◆ **EXERCISE**
For the data below, please report each line where the word "acessos" is found.

--- DATA SUPPLIED Enclosed Below ---

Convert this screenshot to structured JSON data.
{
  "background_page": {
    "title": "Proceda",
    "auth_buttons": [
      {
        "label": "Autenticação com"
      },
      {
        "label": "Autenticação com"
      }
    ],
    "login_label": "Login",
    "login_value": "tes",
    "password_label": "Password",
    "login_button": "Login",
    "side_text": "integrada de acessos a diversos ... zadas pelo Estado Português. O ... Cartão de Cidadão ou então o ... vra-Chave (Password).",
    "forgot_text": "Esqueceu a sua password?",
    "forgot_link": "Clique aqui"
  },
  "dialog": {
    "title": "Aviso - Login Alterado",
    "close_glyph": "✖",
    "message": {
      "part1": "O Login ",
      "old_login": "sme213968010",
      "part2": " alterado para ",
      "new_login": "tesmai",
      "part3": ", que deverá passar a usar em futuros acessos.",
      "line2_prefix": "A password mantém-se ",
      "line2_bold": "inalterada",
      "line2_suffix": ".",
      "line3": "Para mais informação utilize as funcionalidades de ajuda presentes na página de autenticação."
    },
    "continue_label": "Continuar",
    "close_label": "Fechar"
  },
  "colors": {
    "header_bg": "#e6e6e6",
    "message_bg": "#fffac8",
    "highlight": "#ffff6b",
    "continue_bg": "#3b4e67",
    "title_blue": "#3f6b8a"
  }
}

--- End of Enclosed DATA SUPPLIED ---

◆ **EXERCISE RESULT**
    "side_text": "integrada de acessos a diversos ... zadas pelo Estado Português. O ... Cartão de Cidadão ou então o ... vra-Chave (Password).",
      "part3": ", que deverá passar a usar em futuros acessos.",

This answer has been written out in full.